Almost exactly a year ago, I impulsively adopted a pigeon after carefully researching parrot ownership for the past 6 months. I figured, "hey, they're both, birds, right?" and assumed enough of my research would be relevant for me to still be an informed owner to this gray lump of feathers I just brought home.
Yeah... pigeons and parrots are not really the same.
I was desperately trying to research pigeons kept as pets online, and I was wading through link after link on competitive pigeon racing and blog posts about that one time someone found a dehydrated pigeon outside and let it stay in their home for a week to recover before re-releasing it. Nothing was coming up where someone was keeping a pigeon as a pet the same way someone would keep a house cat.
After about two days of trudging through google searches and contacting people that continued to care for their birds after they were injured racing, I finally found the Palomacy website.
Now let me tell you about this website.
It immediately answered all my questions, and answers all the questions that someone pretty new to owning a pigeon would need to know.
There are professional looking photos and writing on what your cage setup should be for your bird at home, and an entire portion of the website dedicated to stories about the pigeons and doves that had been taken in by the non-profit (which I referenced often in order to get a feel for how a pet pigeon would behave.)
The information Palomacy has put out is so inclusive, that after doing some interviews online about owning a pigeon, I just had to point in the direction of the site as a resource and it would do all the heavy lifting for me explaining the entirety of a pigeon or dove's needs.
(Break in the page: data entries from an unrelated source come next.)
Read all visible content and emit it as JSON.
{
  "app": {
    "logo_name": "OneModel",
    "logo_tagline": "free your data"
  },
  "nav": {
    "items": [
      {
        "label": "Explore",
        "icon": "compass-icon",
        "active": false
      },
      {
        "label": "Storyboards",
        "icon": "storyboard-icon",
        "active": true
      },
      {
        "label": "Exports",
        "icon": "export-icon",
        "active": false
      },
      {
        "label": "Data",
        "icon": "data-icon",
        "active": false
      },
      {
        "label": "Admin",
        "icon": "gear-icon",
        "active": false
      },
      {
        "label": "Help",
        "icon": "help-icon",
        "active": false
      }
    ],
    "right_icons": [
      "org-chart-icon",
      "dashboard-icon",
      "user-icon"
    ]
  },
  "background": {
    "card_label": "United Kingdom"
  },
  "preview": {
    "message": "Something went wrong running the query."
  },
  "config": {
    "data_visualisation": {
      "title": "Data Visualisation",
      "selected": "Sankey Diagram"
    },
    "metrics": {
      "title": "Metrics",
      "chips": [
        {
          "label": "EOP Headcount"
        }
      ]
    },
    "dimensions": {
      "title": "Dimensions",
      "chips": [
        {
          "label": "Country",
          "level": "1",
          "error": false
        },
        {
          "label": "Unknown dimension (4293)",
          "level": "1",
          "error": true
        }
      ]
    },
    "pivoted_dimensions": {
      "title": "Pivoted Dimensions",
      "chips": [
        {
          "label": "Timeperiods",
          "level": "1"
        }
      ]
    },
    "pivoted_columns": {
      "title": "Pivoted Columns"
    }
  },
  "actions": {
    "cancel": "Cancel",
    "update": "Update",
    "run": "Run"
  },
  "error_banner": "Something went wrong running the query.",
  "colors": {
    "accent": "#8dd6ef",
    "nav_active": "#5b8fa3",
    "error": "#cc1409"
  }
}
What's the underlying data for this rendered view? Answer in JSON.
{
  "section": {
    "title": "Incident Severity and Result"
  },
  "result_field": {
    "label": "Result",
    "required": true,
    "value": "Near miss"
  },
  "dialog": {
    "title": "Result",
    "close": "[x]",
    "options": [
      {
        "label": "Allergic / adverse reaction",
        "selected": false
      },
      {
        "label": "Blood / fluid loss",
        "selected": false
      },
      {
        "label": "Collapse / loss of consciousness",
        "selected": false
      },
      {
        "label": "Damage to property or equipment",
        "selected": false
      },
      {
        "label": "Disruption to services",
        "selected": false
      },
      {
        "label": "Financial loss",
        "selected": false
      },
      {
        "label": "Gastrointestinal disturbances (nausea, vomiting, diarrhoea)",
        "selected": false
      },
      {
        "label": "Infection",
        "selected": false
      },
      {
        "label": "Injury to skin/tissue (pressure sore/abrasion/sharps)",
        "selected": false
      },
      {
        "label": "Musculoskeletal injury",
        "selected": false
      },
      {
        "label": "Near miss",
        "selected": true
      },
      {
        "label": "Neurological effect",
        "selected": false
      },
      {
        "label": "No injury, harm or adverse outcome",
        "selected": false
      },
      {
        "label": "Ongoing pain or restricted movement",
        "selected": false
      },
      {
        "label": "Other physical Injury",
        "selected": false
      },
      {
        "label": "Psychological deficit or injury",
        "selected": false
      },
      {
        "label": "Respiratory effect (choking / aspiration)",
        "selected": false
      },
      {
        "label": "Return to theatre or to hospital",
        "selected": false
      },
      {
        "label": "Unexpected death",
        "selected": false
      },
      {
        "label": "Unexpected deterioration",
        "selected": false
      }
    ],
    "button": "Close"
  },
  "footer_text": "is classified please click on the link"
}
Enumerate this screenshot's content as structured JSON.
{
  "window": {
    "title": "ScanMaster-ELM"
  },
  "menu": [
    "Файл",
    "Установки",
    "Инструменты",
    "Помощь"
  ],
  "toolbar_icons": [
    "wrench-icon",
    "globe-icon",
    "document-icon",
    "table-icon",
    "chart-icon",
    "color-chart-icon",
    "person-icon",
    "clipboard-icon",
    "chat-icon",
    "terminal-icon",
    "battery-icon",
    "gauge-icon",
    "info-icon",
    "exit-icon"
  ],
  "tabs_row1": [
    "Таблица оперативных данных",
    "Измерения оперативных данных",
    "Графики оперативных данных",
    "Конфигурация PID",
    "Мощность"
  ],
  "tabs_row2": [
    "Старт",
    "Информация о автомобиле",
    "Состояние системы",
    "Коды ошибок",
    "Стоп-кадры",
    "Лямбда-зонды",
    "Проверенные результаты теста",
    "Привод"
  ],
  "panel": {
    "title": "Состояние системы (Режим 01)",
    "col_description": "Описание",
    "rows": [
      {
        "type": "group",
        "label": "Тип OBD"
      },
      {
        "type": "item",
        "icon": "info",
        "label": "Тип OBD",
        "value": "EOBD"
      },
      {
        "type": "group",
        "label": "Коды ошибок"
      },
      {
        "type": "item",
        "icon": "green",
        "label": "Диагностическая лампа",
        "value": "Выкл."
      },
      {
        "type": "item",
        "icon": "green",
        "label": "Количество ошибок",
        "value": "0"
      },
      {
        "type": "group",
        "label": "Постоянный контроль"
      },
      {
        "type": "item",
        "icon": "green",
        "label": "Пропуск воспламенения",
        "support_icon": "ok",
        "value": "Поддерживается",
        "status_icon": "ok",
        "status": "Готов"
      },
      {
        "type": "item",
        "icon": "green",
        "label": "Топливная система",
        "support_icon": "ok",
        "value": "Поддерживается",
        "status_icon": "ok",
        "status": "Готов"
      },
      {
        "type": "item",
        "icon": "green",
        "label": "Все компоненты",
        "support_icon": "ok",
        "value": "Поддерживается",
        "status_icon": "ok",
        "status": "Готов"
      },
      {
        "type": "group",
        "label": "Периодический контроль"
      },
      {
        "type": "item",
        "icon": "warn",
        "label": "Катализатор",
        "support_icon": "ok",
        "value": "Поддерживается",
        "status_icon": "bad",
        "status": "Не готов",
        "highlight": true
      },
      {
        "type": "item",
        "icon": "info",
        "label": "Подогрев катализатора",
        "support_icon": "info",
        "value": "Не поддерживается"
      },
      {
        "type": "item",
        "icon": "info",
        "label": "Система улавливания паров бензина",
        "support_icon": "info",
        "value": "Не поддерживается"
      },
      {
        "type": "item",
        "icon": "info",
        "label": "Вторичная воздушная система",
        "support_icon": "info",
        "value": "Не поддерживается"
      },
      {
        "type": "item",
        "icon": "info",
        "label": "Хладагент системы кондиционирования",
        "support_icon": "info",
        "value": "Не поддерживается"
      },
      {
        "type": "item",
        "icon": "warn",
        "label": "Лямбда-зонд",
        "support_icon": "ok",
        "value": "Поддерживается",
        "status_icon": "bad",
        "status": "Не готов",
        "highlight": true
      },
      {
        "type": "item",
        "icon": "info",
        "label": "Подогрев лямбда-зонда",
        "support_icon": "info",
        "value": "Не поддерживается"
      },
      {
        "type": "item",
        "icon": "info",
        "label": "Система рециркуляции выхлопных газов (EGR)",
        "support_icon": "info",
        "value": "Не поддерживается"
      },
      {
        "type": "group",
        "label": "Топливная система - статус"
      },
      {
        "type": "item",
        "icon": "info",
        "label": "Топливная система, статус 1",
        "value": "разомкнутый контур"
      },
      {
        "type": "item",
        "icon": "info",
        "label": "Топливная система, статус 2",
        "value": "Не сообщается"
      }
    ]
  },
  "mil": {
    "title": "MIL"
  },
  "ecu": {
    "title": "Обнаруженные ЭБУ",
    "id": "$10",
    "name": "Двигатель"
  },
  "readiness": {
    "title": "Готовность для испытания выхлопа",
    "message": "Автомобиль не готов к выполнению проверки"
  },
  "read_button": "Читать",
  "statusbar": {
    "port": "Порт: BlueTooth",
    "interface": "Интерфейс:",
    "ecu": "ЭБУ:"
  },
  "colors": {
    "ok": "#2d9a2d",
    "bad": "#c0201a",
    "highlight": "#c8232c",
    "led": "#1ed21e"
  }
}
Someone even went out and adopted a fantail pigeon after hearing my story and checking out the site!
Eventually, I looked up Palomacy on Facebook, and contacted the founder, Elizabeth Young. She was so kind with how much personal attention she put into giving me advice on my bird, and every time a particularly specific question or situation would pop up, she always quickly put me in contact with someone that knew exactly what to do because they'd gone through it already.
Palomacy doesn't just far exceed my expectations, it far exceeds the 3,000 miles separating us through how much everyone there has made sure I have the resources to give my pigeon a fulfilling life.